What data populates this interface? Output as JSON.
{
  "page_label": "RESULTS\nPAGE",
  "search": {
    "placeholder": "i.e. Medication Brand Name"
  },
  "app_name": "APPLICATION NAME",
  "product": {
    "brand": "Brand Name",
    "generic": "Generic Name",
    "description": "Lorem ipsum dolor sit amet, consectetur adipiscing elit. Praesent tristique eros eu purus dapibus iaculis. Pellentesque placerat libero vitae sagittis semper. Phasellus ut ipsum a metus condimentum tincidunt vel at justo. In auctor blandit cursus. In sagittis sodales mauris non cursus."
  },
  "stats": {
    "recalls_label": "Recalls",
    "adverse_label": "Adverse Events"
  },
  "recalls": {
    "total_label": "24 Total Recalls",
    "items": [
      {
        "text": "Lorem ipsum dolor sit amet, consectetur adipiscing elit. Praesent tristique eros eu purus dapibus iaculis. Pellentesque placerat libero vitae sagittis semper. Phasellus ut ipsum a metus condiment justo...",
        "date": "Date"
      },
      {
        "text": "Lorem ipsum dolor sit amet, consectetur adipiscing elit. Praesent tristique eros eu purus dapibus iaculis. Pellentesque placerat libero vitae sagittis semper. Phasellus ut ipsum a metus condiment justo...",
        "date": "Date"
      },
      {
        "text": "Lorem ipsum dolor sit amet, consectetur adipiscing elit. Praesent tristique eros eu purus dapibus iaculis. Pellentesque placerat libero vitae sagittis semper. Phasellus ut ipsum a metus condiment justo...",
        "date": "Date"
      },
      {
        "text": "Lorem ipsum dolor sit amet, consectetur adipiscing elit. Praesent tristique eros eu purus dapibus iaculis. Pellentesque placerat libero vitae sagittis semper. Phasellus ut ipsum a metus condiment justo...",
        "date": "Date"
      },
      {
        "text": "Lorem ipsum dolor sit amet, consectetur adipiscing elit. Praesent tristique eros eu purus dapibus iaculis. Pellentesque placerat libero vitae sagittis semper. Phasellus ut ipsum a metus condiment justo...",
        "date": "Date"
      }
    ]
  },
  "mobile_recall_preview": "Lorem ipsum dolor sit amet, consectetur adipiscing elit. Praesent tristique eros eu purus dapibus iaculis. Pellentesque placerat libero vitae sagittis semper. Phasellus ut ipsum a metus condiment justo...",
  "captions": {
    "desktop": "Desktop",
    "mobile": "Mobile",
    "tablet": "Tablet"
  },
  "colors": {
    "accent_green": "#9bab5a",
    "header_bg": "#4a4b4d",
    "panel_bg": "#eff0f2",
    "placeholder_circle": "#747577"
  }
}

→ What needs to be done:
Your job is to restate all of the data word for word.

→ Expected answer:
What data populates this interface? Output as JSON.
{
  "page_label": "RESULTS\nPAGE",
  "search": {
    "placeholder": "i.e. Medication Brand Name"
  },
  "app_name": "APPLICATION NAME",
  "product": {
    "brand": "Brand Name",
    "generic": "Generic Name",
    "description": "Lorem ipsum dolor sit amet, consectetur adipiscing elit. Praesent tristique eros eu purus dapibus iaculis. Pellentesque placerat libero vitae sagittis semper. Phasellus ut ipsum a metus condimentum tincidunt vel at justo. In auctor blandit cursus. In sagittis sodales mauris non cursus."
  },
  "stats": {
    "recalls_label": "Recalls",
    "adverse_label": "Adverse Events"
  },
  "recalls": {
    "total_label": "24 Total Recalls",
    "items": [
      {
        "text": "Lorem ipsum dolor sit amet, consectetur adipiscing elit. Praesent tristique eros eu purus dapibus iaculis. Pellentesque placerat libero vitae sagittis semper. Phasellus ut ipsum a metus condiment justo...",
        "date": "Date"
      },
      {
        "text": "Lorem ipsum dolor sit amet, consectetur adipiscing elit. Praesent tristique eros eu purus dapibus iaculis. Pellentesque placerat libero vitae sagittis semper. Phasellus ut ipsum a metus condiment justo...",
        "date": "Date"
      },
      {
        "text": "Lorem ipsum dolor sit amet, consectetur adipiscing elit. Praesent tristique eros eu purus dapibus iaculis. Pellentesque placerat libero vitae sagittis semper. Phasellus ut ipsum a metus condiment justo...",
        "date": "Date"
      },
      {
        "text": "Lorem ipsum dolor sit amet, consectetur adipiscing elit. Praesent tristique eros eu purus dapibus iaculis. Pellentesque placerat libero vitae sagittis semper. Phasellus ut ipsum a metus condiment justo...",
        "date": "Date"
      },
      {
        "text": "Lorem ipsum dolor sit amet, consectetur adipiscing elit. Praesent tristique eros eu purus dapibus iaculis. Pellentesque placerat libero vitae sagittis semper. Phasellus ut ipsum a metus condiment justo...",
        "date": "Date"
      }
    ]
  },
  "mobile_recall_preview": "Lorem ipsum dolor sit amet, consectetur adipiscing elit. Praesent tristique eros eu purus dapibus iaculis. Pellentesque placerat libero vitae sagittis semper. Phasellus ut ipsum a metus condiment justo...",
  "captions": {
    "desktop": "Desktop",
    "mobile": "Mobile",
    "tablet": "Tablet"
  },
  "colors": {
    "accent_green": "#9bab5a",
    "header_bg": "#4a4b4d",
    "panel_bg": "#eff0f2",
    "placeholder_circle": "#747577"
  }
}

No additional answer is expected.